■ DESCRIPTION OF THE TASK ■
Print each record below precisely, with every picture left out of the copy.

Data records for software interfaces
↓↓↓
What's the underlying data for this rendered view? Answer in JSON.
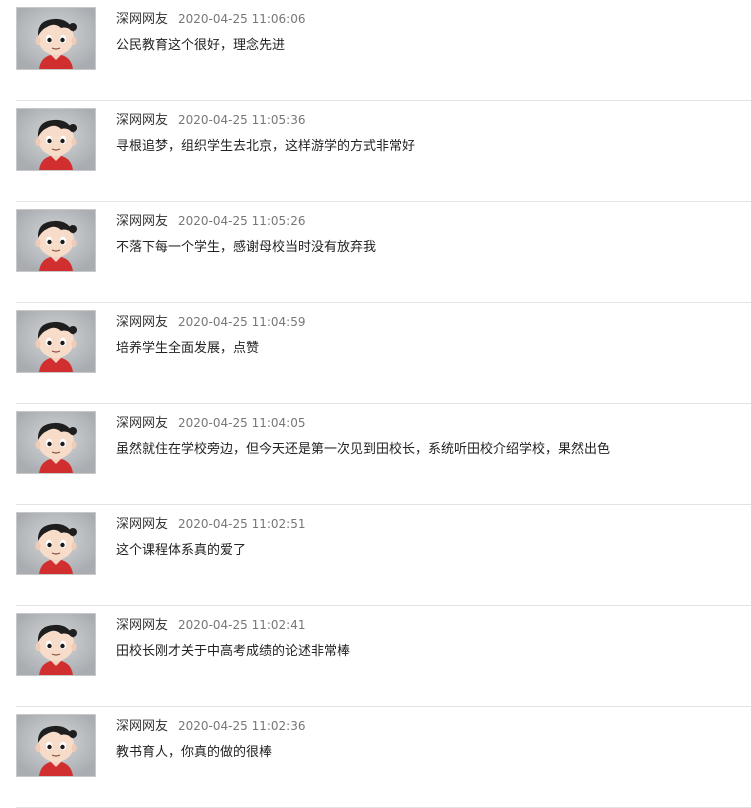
{
  "comments": [
    {
      "author": "深网网友",
      "time": "2020-04-25 11:06:06",
      "text": "公民教育这个很好，理念先进"
    },
    {
      "author": "深网网友",
      "time": "2020-04-25 11:05:36",
      "text": "寻根追梦，组织学生去北京，这样游学的方式非常好"
    },
    {
      "author": "深网网友",
      "time": "2020-04-25 11:05:26",
      "text": "不落下每一个学生，感谢母校当时没有放弃我"
    },
    {
      "author": "深网网友",
      "time": "2020-04-25 11:04:59",
      "text": "培养学生全面发展，点赞"
    },
    {
      "author": "深网网友",
      "time": "2020-04-25 11:04:05",
      "text": "虽然就住在学校旁边，但今天还是第一次见到田校长，系统听田校介绍学校，果然出色"
    },
    {
      "author": "深网网友",
      "time": "2020-04-25 11:02:51",
      "text": "这个课程体系真的爱了"
    },
    {
      "author": "深网网友",
      "time": "2020-04-25 11:02:41",
      "text": "田校长刚才关于中高考成绩的论述非常棒"
    },
    {
      "author": "深网网友",
      "time": "2020-04-25 11:02:36",
      "text": "教书育人，你真的做的很棒"
    }
  ],
  "avatar_icon": "default-user-avatar-icon"
}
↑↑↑
■ TASK ANSWER ■
What's the underlying data for this rendered view? Answer in JSON.
{
  "comments": [
    {
      "author": "深网网友",
      "time": "2020-04-25 11:06:06",
      "text": "公民教育这个很好，理念先进"
    },
    {
      "author": "深网网友",
      "time": "2020-04-25 11:05:36",
      "text": "寻根追梦，组织学生去北京，这样游学的方式非常好"
    },
    {
      "author": "深网网友",
      "time": "2020-04-25 11:05:26",
      "text": "不落下每一个学生，感谢母校当时没有放弃我"
    },
    {
      "author": "深网网友",
      "time": "2020-04-25 11:04:59",
      "text": "培养学生全面发展，点赞"
    },
    {
      "author": "深网网友",
      "time": "2020-04-25 11:04:05",
      "text": "虽然就住在学校旁边，但今天还是第一次见到田校长，系统听田校介绍学校，果然出色"
    },
    {
      "author": "深网网友",
      "time": "2020-04-25 11:02:51",
      "text": "这个课程体系真的爱了"
    },
    {
      "author": "深网网友",
      "time": "2020-04-25 11:02:41",
      "text": "田校长刚才关于中高考成绩的论述非常棒"
    },
    {
      "author": "深网网友",
      "time": "2020-04-25 11:02:36",
      "text": "教书育人，你真的做的很棒"
    }
  ],
  "avatar_icon": "default-user-avatar-icon"
}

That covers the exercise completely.